Among the last words which the Bishop addressed to the public from the very brink of the grave were these: --
The first words of the Will and Testament by which he spoke from beyond the grave, were these:--
Such were the principles of this great life--Qualis fuerit .... testantur opera; qualis fuerit testantur ....
THIS DAY IN HISTORY
Imagine becoming the best Hebrew scholar in your nation without once speaking to a Jew. That is what John Lightfoot did. He may never even have seen a Jew, for they were barred from England until late in his life.
John Lightfoot was born on this day, March 29, 1602 in an England which was only just regaining the knowledge of Hebrew. Four hundred years before, King Edward I had kicked the Jews out of his nation. Many left manuscripts behind, which allowed scholars such as Roger Bacon to understand the ancient tongue. However, Hebrew studies were frowned upon by the church. Bacon himself was accused of using Hebrew to communicate with the devil.
Even as a youngster, John proved to be a natural-born scholar, especially good with Greek and Latin. However, he had only the minimum acquaintance with Hebrew. That changed after the twenty-year-old became a Church of England curate (a minister in charge of a parish) in Shropshire, England.
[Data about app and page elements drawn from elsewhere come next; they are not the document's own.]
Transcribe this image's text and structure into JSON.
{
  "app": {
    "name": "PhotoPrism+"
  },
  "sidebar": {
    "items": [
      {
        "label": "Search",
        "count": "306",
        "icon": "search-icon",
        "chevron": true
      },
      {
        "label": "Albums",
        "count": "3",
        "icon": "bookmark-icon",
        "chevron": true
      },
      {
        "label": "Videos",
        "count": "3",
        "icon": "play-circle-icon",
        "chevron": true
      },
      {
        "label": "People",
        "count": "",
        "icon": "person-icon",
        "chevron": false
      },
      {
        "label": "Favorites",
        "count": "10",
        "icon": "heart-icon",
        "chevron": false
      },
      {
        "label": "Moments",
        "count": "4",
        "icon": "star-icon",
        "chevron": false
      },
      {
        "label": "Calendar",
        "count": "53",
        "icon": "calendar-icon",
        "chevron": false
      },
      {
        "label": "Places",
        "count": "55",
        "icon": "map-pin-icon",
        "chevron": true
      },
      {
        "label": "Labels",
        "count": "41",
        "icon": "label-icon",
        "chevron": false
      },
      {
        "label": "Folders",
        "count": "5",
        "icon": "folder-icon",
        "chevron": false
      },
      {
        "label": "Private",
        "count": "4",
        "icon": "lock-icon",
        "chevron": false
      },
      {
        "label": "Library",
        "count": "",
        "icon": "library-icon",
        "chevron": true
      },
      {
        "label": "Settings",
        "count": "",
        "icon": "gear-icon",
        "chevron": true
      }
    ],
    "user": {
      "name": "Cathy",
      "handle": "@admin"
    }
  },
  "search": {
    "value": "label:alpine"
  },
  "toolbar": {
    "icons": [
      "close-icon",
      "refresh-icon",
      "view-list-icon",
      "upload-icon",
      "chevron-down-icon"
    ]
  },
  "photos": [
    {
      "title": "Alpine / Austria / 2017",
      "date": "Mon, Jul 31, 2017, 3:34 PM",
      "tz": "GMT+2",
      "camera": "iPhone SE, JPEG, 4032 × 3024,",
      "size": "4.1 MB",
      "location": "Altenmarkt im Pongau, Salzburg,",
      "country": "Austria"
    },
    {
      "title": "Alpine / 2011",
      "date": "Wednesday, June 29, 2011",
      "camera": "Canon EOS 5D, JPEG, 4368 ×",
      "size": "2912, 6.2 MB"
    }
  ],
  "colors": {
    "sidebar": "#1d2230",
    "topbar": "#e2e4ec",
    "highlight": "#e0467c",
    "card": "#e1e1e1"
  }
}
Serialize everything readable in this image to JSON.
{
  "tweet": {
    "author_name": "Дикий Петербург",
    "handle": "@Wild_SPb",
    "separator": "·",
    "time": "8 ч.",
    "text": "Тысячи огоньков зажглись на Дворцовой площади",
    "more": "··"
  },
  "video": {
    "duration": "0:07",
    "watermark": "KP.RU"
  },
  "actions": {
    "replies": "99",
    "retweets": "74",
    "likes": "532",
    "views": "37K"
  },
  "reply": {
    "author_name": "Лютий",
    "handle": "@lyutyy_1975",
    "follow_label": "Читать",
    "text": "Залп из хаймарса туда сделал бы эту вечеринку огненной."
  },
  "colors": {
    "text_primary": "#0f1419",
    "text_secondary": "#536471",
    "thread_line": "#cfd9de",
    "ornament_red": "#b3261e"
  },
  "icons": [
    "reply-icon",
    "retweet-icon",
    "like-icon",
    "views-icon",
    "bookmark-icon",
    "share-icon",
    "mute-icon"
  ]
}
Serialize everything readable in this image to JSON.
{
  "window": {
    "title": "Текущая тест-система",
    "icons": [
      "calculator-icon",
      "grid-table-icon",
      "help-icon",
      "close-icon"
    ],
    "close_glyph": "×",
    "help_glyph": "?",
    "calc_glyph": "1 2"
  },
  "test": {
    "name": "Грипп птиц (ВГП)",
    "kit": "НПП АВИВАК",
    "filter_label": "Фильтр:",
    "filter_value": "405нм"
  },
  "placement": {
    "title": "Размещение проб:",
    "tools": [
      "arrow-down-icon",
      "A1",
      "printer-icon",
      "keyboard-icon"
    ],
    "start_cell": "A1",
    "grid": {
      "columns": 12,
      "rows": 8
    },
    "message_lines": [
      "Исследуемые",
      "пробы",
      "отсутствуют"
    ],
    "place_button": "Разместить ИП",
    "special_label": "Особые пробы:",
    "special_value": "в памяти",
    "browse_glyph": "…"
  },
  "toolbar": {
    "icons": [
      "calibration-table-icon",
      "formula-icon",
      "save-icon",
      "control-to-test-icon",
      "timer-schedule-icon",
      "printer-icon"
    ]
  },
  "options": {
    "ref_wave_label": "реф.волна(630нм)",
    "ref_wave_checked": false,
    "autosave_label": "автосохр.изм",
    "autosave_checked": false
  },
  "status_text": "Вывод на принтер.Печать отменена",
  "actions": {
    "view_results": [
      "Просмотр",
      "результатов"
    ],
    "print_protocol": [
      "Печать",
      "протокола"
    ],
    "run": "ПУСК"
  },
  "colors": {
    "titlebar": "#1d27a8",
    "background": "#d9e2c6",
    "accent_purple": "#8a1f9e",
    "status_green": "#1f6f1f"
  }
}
One man who came every week to hear him preach was Sir Rowland Cotton. It happened that Sir Rowland had a good knowledge of Hebrew. He challenged John to learn it, saying that he could not really understand the Old Testament without understanding the language that it was written in. John felt embarrassed that a layman had more Bible knowledge than himself, a minister.
Helped by Sir Rowland, he quickly mastered the basics of Hebrew. Through incessant, diligent study, he surpassed his teacher and eventually became the greatest Hebrew scholar in all of England.
Studying Jewish writings, he showed from rabbinic teachings that Jesus was clearly identifiable as the Messiah. "Even the Lord's prayer is derived from expressions that had long been familiar in the schools and synagogues of Judea." His book Horae Hebraicae explained the New testament in light of knowledge he had gleaned from the writings of rabbis. Many later commentators consulted it. John was also prominent in the formulation of the Westminster Confession of Faith.
John never forgot the debt he owed Sir Rowland. "He laid such doubled and redoubled obligations upon me by the tender affection, respect and favor, that he showed towards me, as have left so indelible an impression on my heart, of honor to his name and observance to his house of Bellaport, that length of time may not wear it out nor distance of place ever cause me to forget it."
He died in 1675, leaving behind a body of work which filled nineteen volumes.
What do YOU think ?
Proves again that natural intelligence differs markedly from spiritual intelligence. Lightfoot failed to see that, unlike God's OT judgments where judgment and destruction were simultaneous (as in the flood and the Red Sea), his first-century judgments (first of Israel and later of the world) were SPIRITUAL and were separated from subsequent natural destruction by an intervening period of GRACE. Thus, the spiritual judgment of Christ-rejecting Israel occurred in the moment of Christ's resurrection in the spring of AD 30 and the nation's natural destruction occurred in autumn of AD 70, after 40 years of GRACE. The major theme of Revelation is the spiritual judgment of the Christ-rejecting world that occurred in the moment of the resurrection of the dead in Christ at his parousia at the end of the first century and that was followed by this present, symbolically described "thousand years" of GRACE.
Date: 01 Nov 2005
Date: 20 Feb 2013
Email PreteristArchive.com's Sole Developer and Curator, Todd Dennis
(todd @ preteristarchive.com)
Opened in 1996